**What this task involves**
Where in the data below does the word "main" appear? Copy every line that has it.

┌────────

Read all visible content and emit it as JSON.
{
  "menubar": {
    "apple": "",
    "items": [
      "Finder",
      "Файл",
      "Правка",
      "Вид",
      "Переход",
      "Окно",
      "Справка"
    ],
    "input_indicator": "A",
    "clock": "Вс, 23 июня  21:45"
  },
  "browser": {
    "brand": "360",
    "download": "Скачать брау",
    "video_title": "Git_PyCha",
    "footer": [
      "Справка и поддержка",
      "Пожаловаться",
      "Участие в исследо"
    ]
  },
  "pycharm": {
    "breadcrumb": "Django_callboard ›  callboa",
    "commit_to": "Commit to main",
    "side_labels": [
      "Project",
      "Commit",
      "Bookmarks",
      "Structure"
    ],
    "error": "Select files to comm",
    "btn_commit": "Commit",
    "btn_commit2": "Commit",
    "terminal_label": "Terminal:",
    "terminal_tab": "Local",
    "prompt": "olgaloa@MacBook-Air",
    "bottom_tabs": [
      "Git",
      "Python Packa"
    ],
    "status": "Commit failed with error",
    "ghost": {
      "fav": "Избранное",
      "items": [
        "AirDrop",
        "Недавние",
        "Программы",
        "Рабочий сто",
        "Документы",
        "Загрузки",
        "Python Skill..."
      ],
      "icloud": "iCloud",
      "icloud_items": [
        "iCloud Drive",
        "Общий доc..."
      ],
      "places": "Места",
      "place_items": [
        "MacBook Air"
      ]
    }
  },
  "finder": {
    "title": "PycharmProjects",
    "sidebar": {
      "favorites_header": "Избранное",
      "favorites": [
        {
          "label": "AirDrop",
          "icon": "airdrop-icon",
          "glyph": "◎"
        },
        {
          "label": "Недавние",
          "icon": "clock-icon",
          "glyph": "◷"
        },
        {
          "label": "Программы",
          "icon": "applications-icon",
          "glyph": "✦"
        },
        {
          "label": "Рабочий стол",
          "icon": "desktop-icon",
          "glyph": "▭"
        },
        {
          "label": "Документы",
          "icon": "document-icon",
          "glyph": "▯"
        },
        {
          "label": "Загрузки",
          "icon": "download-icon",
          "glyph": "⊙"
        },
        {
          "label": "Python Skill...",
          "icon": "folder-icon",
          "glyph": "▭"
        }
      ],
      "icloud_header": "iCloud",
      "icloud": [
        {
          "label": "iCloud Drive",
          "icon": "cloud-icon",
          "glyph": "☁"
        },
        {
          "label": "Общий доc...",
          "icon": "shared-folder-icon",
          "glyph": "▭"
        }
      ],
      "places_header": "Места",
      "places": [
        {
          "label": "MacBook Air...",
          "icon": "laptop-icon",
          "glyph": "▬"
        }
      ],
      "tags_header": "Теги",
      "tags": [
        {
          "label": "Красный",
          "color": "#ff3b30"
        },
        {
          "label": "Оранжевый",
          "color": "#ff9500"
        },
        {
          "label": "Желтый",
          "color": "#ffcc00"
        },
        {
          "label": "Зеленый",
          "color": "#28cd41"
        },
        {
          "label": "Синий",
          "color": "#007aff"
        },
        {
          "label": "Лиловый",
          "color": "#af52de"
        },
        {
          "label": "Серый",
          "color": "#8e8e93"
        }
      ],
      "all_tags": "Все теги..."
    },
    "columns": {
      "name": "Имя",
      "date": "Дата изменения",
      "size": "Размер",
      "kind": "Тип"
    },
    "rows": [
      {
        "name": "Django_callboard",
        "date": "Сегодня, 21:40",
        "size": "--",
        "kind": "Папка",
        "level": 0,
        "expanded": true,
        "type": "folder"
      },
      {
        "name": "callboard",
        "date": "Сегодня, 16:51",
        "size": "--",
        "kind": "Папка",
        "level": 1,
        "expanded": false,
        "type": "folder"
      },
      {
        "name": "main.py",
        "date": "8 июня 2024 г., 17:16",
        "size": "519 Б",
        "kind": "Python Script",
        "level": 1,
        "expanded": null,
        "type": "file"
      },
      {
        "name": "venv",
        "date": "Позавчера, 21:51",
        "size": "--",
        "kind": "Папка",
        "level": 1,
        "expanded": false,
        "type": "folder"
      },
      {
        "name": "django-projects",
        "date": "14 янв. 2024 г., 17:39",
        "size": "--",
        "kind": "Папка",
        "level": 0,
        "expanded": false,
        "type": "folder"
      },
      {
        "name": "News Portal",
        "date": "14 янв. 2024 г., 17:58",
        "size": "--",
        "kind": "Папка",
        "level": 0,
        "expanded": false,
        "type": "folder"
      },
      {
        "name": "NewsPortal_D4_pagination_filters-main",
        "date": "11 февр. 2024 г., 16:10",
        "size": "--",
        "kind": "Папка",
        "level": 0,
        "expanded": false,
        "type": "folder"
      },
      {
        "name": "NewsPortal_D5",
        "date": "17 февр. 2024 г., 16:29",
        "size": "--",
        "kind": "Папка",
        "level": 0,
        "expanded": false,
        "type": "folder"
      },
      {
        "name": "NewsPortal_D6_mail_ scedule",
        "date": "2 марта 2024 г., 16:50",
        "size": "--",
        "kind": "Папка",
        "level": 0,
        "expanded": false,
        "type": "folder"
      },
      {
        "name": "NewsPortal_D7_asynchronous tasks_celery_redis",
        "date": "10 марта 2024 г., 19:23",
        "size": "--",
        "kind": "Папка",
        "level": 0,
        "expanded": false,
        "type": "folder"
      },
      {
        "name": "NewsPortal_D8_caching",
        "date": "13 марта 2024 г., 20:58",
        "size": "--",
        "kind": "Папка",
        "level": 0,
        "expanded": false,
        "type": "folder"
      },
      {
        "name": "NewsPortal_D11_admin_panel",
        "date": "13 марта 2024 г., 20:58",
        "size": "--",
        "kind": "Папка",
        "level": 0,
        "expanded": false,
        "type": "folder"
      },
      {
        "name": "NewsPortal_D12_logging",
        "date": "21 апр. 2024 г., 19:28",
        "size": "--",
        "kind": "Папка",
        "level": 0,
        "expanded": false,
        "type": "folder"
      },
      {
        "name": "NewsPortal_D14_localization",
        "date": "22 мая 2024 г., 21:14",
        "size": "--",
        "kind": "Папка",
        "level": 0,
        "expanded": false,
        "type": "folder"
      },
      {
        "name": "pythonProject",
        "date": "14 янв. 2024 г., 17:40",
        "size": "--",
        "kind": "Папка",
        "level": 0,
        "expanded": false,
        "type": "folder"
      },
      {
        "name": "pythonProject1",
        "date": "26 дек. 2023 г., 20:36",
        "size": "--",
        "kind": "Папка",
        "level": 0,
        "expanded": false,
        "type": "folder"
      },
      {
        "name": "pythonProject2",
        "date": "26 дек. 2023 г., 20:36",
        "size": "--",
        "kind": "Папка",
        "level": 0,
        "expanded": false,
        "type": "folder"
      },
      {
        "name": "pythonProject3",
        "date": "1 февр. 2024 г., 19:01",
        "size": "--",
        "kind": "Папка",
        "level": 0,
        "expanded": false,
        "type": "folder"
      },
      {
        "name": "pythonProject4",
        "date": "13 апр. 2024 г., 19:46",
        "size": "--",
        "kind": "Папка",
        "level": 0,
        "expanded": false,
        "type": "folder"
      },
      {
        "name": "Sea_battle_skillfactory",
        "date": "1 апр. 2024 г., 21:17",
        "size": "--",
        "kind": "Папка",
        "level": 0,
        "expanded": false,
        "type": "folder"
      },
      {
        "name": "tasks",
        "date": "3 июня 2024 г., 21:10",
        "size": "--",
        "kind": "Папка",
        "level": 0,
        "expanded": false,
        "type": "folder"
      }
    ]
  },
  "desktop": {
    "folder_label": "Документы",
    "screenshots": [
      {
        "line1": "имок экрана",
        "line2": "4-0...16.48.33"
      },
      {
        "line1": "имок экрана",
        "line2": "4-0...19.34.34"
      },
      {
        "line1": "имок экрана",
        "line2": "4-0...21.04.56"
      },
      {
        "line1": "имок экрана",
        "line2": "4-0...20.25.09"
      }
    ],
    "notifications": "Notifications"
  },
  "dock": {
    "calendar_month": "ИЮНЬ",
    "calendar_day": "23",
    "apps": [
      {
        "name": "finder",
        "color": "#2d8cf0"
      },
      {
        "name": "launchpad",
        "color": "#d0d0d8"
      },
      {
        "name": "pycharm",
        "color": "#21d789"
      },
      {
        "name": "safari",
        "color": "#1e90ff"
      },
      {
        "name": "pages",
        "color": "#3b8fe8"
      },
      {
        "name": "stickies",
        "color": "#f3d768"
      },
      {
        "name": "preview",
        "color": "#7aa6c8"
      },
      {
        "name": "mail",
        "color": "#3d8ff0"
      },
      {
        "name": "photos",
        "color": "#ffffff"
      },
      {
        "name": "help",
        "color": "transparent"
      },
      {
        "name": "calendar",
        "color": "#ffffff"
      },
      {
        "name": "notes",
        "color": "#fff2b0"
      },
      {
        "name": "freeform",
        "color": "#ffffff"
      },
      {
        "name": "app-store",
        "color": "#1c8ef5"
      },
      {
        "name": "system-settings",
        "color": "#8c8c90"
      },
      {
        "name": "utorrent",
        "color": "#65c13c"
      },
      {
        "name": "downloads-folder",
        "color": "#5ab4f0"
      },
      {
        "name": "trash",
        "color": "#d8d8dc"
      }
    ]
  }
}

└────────

**Response below**
    "commit_to": "Commit to main",
        "name": "main.py",
        "name": "NewsPortal_D4_pagination_filters-main",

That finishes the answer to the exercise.